TASK REQUIREMENTS: Pick out all lines in the listing holding the string "typeable" and copy them.

===== THE DATA

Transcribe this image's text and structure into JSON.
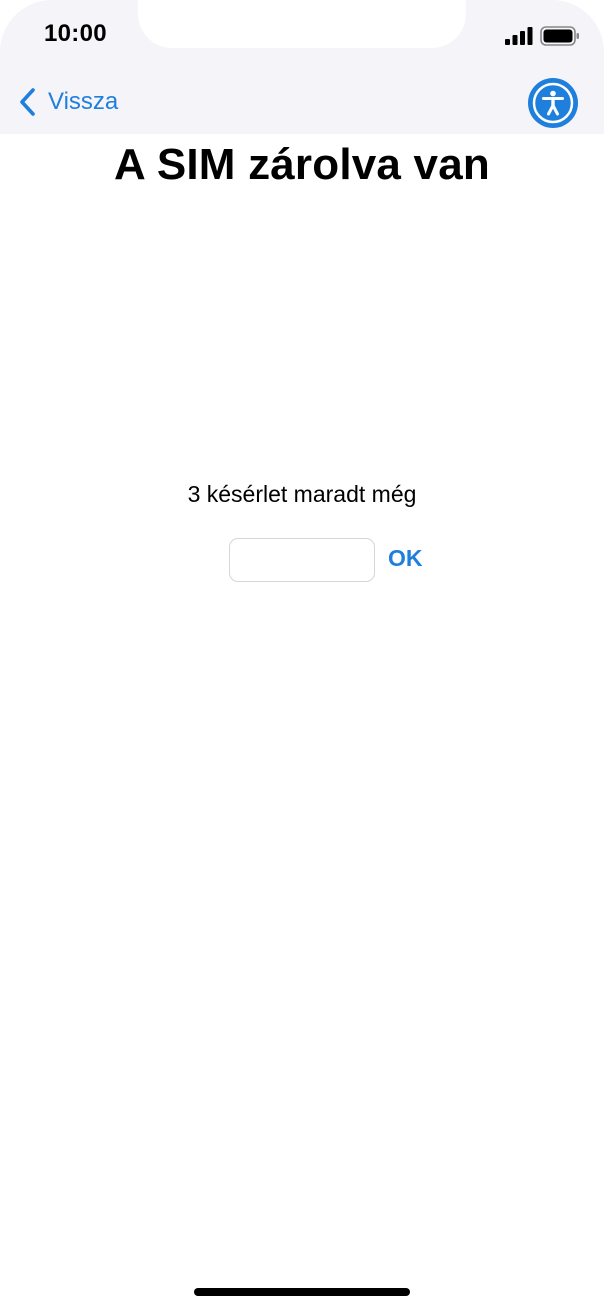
{
  "status_bar": {
    "time": "10:00",
    "signal_icon": "cellular-signal-icon",
    "battery_icon": "battery-full-icon"
  },
  "nav": {
    "back_label": "Vissza",
    "back_icon": "chevron-left-icon",
    "accessibility_icon": "accessibility-icon"
  },
  "main": {
    "title": "A SIM zárolva van",
    "attempts_text": "3 késérlet maradt még",
    "pin_input": {
      "value": "",
      "placeholder": ""
    },
    "ok_label": "OK"
  },
  "colors": {
    "accent": "#1f7fdd",
    "top_bar_background": "#f4f4f9",
    "text": "#000000"
  }
}
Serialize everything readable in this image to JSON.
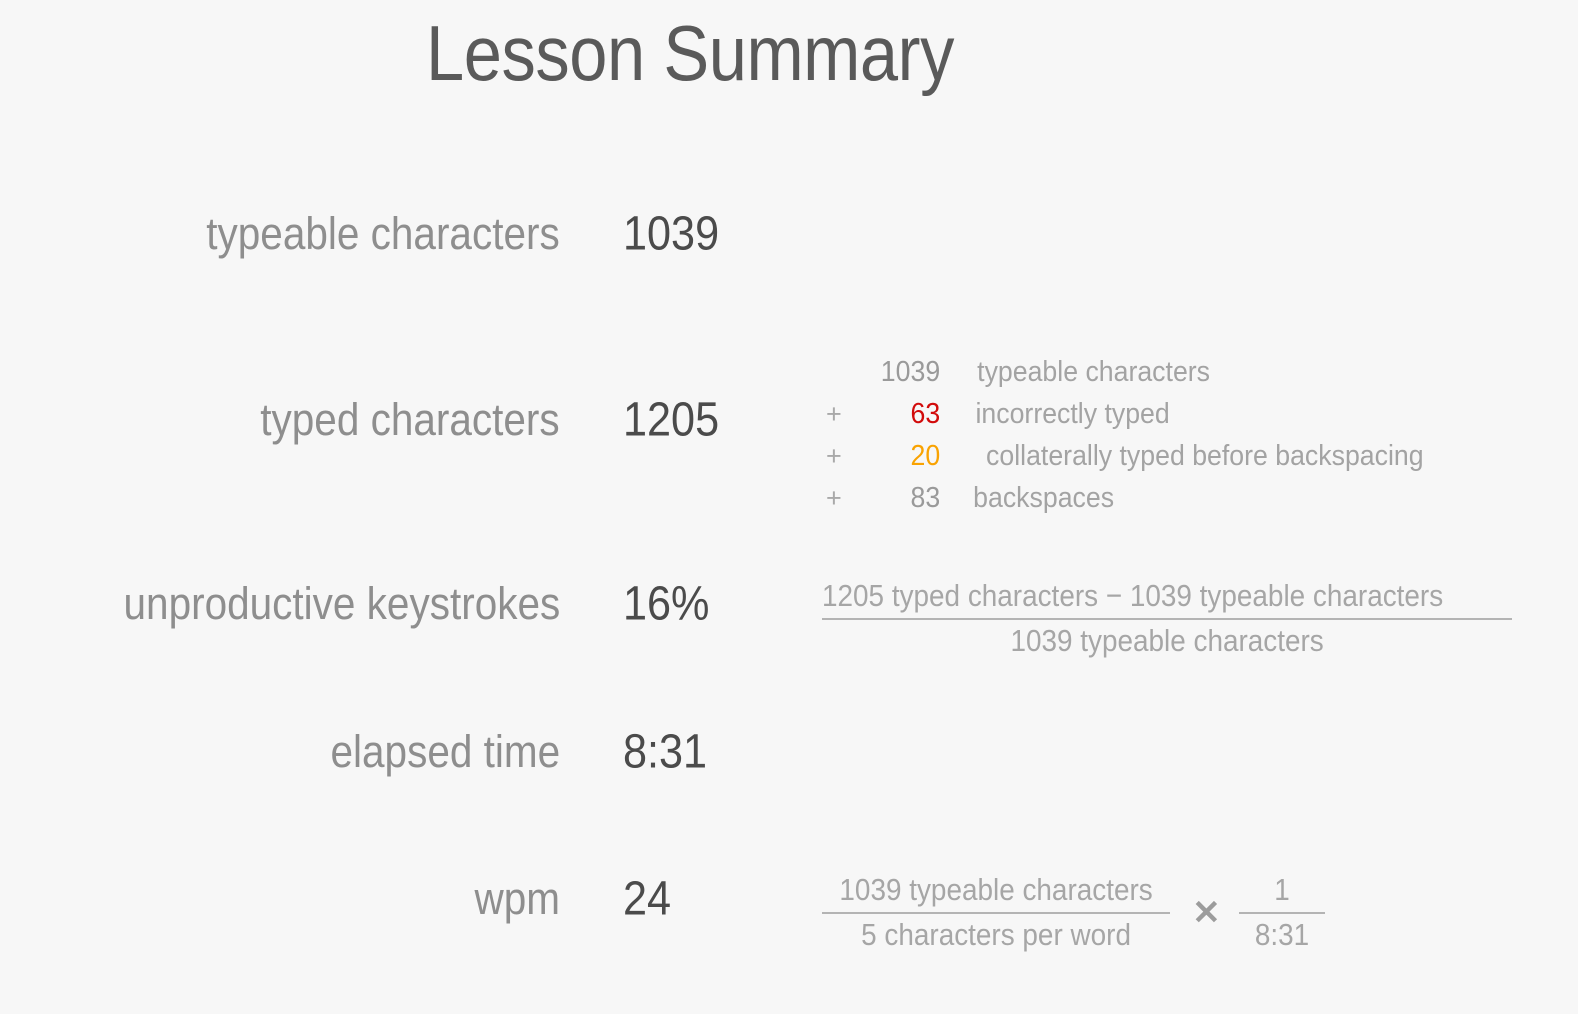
{
  "page": {
    "title": "Lesson Summary",
    "background_color": "#f7f7f7",
    "label_color": "#8e8e8e",
    "value_color": "#4b4b4b",
    "muted_color": "#a6a6a6",
    "error_color": "#d20b0b",
    "warning_color": "#f9a302"
  },
  "stats": [
    {
      "label": "typeable characters",
      "value": "1039"
    },
    {
      "label": "typed characters",
      "value": "1205"
    },
    {
      "label": "unproductive keystrokes",
      "value": "16%"
    },
    {
      "label": "elapsed time",
      "value": "8:31"
    },
    {
      "label": "wpm",
      "value": "24"
    }
  ],
  "typed_breakdown": [
    {
      "op": "",
      "number": "1039",
      "text": "typeable characters",
      "color": "default"
    },
    {
      "op": "+",
      "number": "63",
      "text": "incorrectly typed",
      "color": "red"
    },
    {
      "op": "+",
      "number": "20",
      "text": "collaterally typed before backspacing",
      "color": "amber"
    },
    {
      "op": "+",
      "number": "83",
      "text": "backspaces",
      "color": "default"
    }
  ],
  "unproductive_formula": {
    "numerator": "1205 typed characters − 1039 typeable characters",
    "denominator": "1039 typeable characters"
  },
  "wpm_formula": {
    "chars_numerator": "1039 typeable characters",
    "chars_denominator": "5 characters per word",
    "operator": "✕",
    "time_numerator": "1",
    "time_denominator": "8:31"
  }
}
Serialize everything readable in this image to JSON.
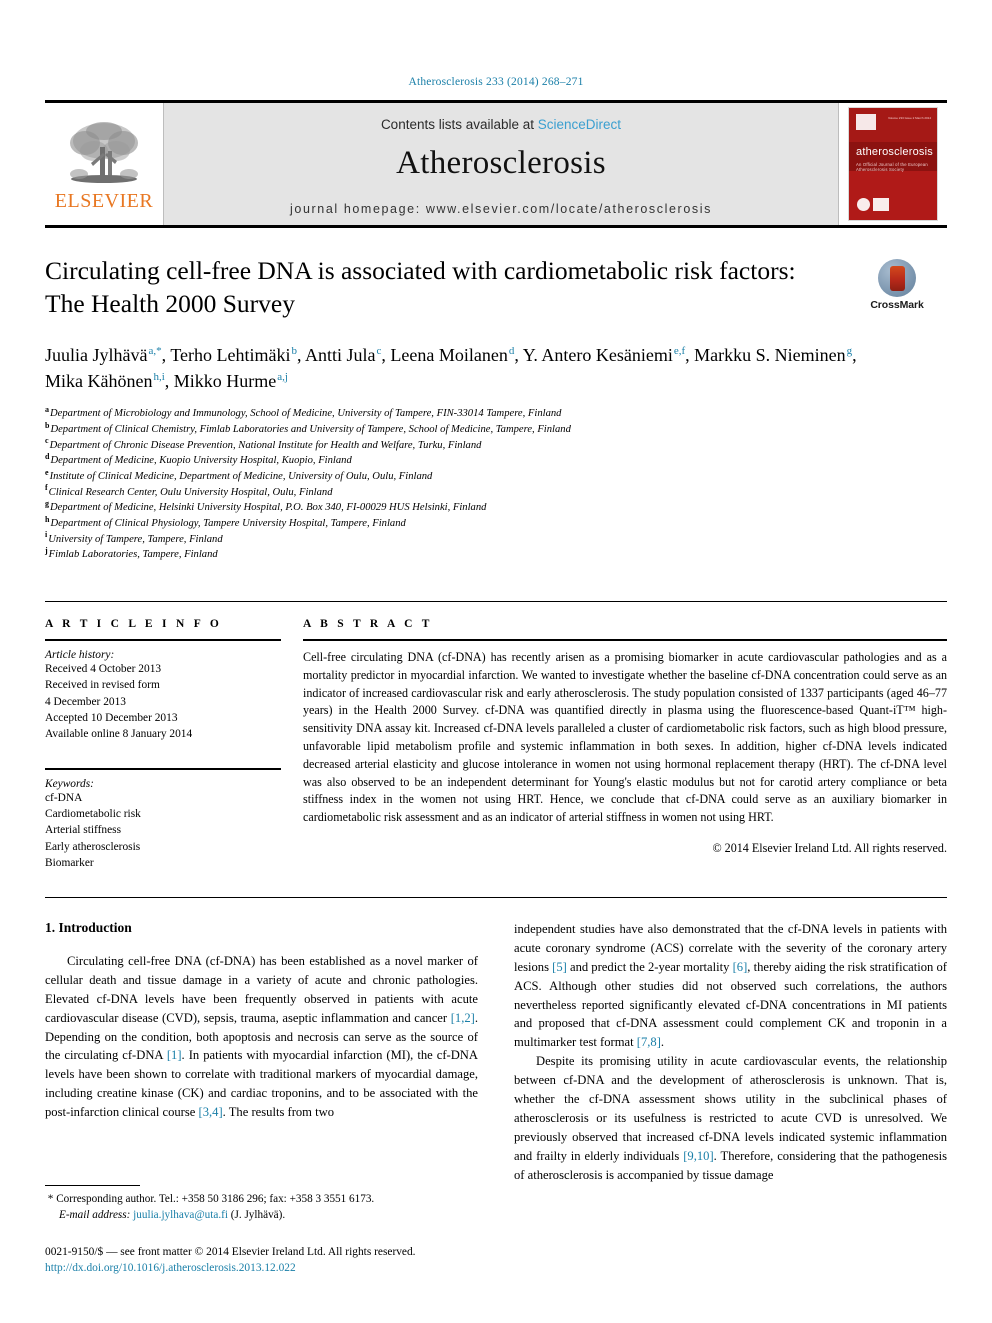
{
  "running_head": "Atherosclerosis 233 (2014) 268–271",
  "masthead": {
    "publisher_logo_label": "ELSEVIER",
    "contents_prefix": "Contents lists available at ",
    "contents_link": "ScienceDirect",
    "journal_name": "Atherosclerosis",
    "homepage": "journal homepage: www.elsevier.com/locate/atherosclerosis",
    "cover": {
      "title": "atherosclerosis",
      "subtitle": "An Official Journal of the European Atherosclerosis Society",
      "top_meta": "Volume 233  Issue 2  March 2014"
    }
  },
  "article": {
    "title": "Circulating cell-free DNA is associated with cardiometabolic risk factors: The Health 2000 Survey",
    "crossmark_label": "CrossMark",
    "authors": [
      {
        "name": "Juulia Jylhävä",
        "marks": "a,*",
        "sep": ", "
      },
      {
        "name": "Terho Lehtimäki",
        "marks": "b",
        "sep": ", "
      },
      {
        "name": "Antti Jula",
        "marks": "c",
        "sep": ", "
      },
      {
        "name": "Leena Moilanen",
        "marks": "d",
        "sep": ", "
      },
      {
        "name": "Y. Antero Kesäniemi",
        "marks": "e,f",
        "sep": ", "
      },
      {
        "name": "Markku S. Nieminen",
        "marks": "g",
        "sep": ", "
      },
      {
        "name": "Mika Kähönen",
        "marks": "h,i",
        "sep": ", "
      },
      {
        "name": "Mikko Hurme",
        "marks": "a,j",
        "sep": ""
      }
    ],
    "affiliations": [
      {
        "mark": "a",
        "text": "Department of Microbiology and Immunology, School of Medicine, University of Tampere, FIN-33014 Tampere, Finland"
      },
      {
        "mark": "b",
        "text": "Department of Clinical Chemistry, Fimlab Laboratories and University of Tampere, School of Medicine, Tampere, Finland"
      },
      {
        "mark": "c",
        "text": "Department of Chronic Disease Prevention, National Institute for Health and Welfare, Turku, Finland"
      },
      {
        "mark": "d",
        "text": "Department of Medicine, Kuopio University Hospital, Kuopio, Finland"
      },
      {
        "mark": "e",
        "text": "Institute of Clinical Medicine, Department of Medicine, University of Oulu, Oulu, Finland"
      },
      {
        "mark": "f",
        "text": "Clinical Research Center, Oulu University Hospital, Oulu, Finland"
      },
      {
        "mark": "g",
        "text": "Department of Medicine, Helsinki University Hospital, P.O. Box 340, FI-00029 HUS Helsinki, Finland"
      },
      {
        "mark": "h",
        "text": "Department of Clinical Physiology, Tampere University Hospital, Tampere, Finland"
      },
      {
        "mark": "i",
        "text": "University of Tampere, Tampere, Finland"
      },
      {
        "mark": "j",
        "text": "Fimlab Laboratories, Tampere, Finland"
      }
    ]
  },
  "article_info": {
    "heading": "A R T I C L E   I N F O",
    "history_label": "Article history:",
    "history": [
      "Received 4 October 2013",
      "Received in revised form",
      "4 December 2013",
      "Accepted 10 December 2013",
      "Available online 8 January 2014"
    ],
    "keywords_label": "Keywords:",
    "keywords": [
      "cf-DNA",
      "Cardiometabolic risk",
      "Arterial stiffness",
      "Early atherosclerosis",
      "Biomarker"
    ]
  },
  "abstract": {
    "heading": "A B S T R A C T",
    "text": "Cell-free circulating DNA (cf-DNA) has recently arisen as a promising biomarker in acute cardiovascular pathologies and as a mortality predictor in myocardial infarction. We wanted to investigate whether the baseline cf-DNA concentration could serve as an indicator of increased cardiovascular risk and early atherosclerosis. The study population consisted of 1337 participants (aged 46–77 years) in the Health 2000 Survey. cf-DNA was quantified directly in plasma using the fluorescence-based Quant-iT™ high-sensitivity DNA assay kit. Increased cf-DNA levels paralleled a cluster of cardiometabolic risk factors, such as high blood pressure, unfavorable lipid metabolism profile and systemic inflammation in both sexes. In addition, higher cf-DNA levels indicated decreased arterial elasticity and glucose intolerance in women not using hormonal replacement therapy (HRT). The cf-DNA level was also observed to be an independent determinant for Young's elastic modulus but not for carotid artery compliance or beta stiffness index in the women not using HRT. Hence, we conclude that cf-DNA could serve as an auxiliary biomarker in cardiometabolic risk assessment and as an indicator of arterial stiffness in women not using HRT.",
    "copyright": "© 2014 Elsevier Ireland Ltd. All rights reserved."
  },
  "introduction": {
    "section_title": "1.  Introduction",
    "left_paragraph_1": "Circulating cell-free DNA (cf-DNA) has been established as a novel marker of cellular death and tissue damage in a variety of acute and chronic pathologies. Elevated cf-DNA levels have been frequently observed in patients with acute cardiovascular disease (CVD), sepsis, trauma, aseptic inflammation and cancer ",
    "left_cite_1": "[1,2]",
    "left_paragraph_2": ". Depending on the condition, both apoptosis and necrosis can serve as the source of the circulating cf-DNA ",
    "left_cite_2": "[1]",
    "left_paragraph_3": ". In patients with myocardial infarction (MI), the cf-DNA levels have been shown to correlate with traditional markers of myocardial damage, including creatine kinase (CK) and cardiac troponins, and to be associated with the post-infarction clinical course ",
    "left_cite_3": "[3,4]",
    "left_paragraph_4": ". The results from two",
    "right_paragraph_1": "independent studies have also demonstrated that the cf-DNA levels in patients with acute coronary syndrome (ACS) correlate with the severity of the coronary artery lesions ",
    "right_cite_1": "[5]",
    "right_paragraph_2": " and predict the 2-year mortality ",
    "right_cite_2": "[6]",
    "right_paragraph_3": ", thereby aiding the risk stratification of ACS. Although other studies did not observed such correlations, the authors nevertheless reported significantly elevated cf-DNA concentrations in MI patients and proposed that cf-DNA assessment could complement CK and troponin in a multimarker test format ",
    "right_cite_3": "[7,8]",
    "right_paragraph_4": ".",
    "right_paragraph_5": "Despite its promising utility in acute cardiovascular events, the relationship between cf-DNA and the development of atherosclerosis is unknown. That is, whether the cf-DNA assessment shows utility in the subclinical phases of atherosclerosis or its usefulness is restricted to acute CVD is unresolved. We previously observed that increased cf-DNA levels indicated systemic inflammation and frailty in elderly individuals ",
    "right_cite_4": "[9,10]",
    "right_paragraph_6": ". Therefore, considering that the pathogenesis of atherosclerosis is accompanied by tissue damage"
  },
  "footer": {
    "corresponding_marker": "*",
    "corresponding_text": "Corresponding author. Tel.: +358 50 3186 296; fax: +358 3 3551 6173.",
    "email_label": "E-mail address:",
    "email": "juulia.jylhava@uta.fi",
    "email_owner": "(J. Jylhävä).",
    "frontmatter": "0021-9150/$ — see front matter © 2014 Elsevier Ireland Ltd. All rights reserved.",
    "doi": "http://dx.doi.org/10.1016/j.atherosclerosis.2013.12.022"
  }
}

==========

TASK OUTPUT:
      "label": "typeable characters",
      "text": "typeable characters",
    "numerator": "1205 typed characters − 1039 typeable characters",
    "denominator": "1039 typeable characters"
    "chars_numerator": "1039 typeable characters",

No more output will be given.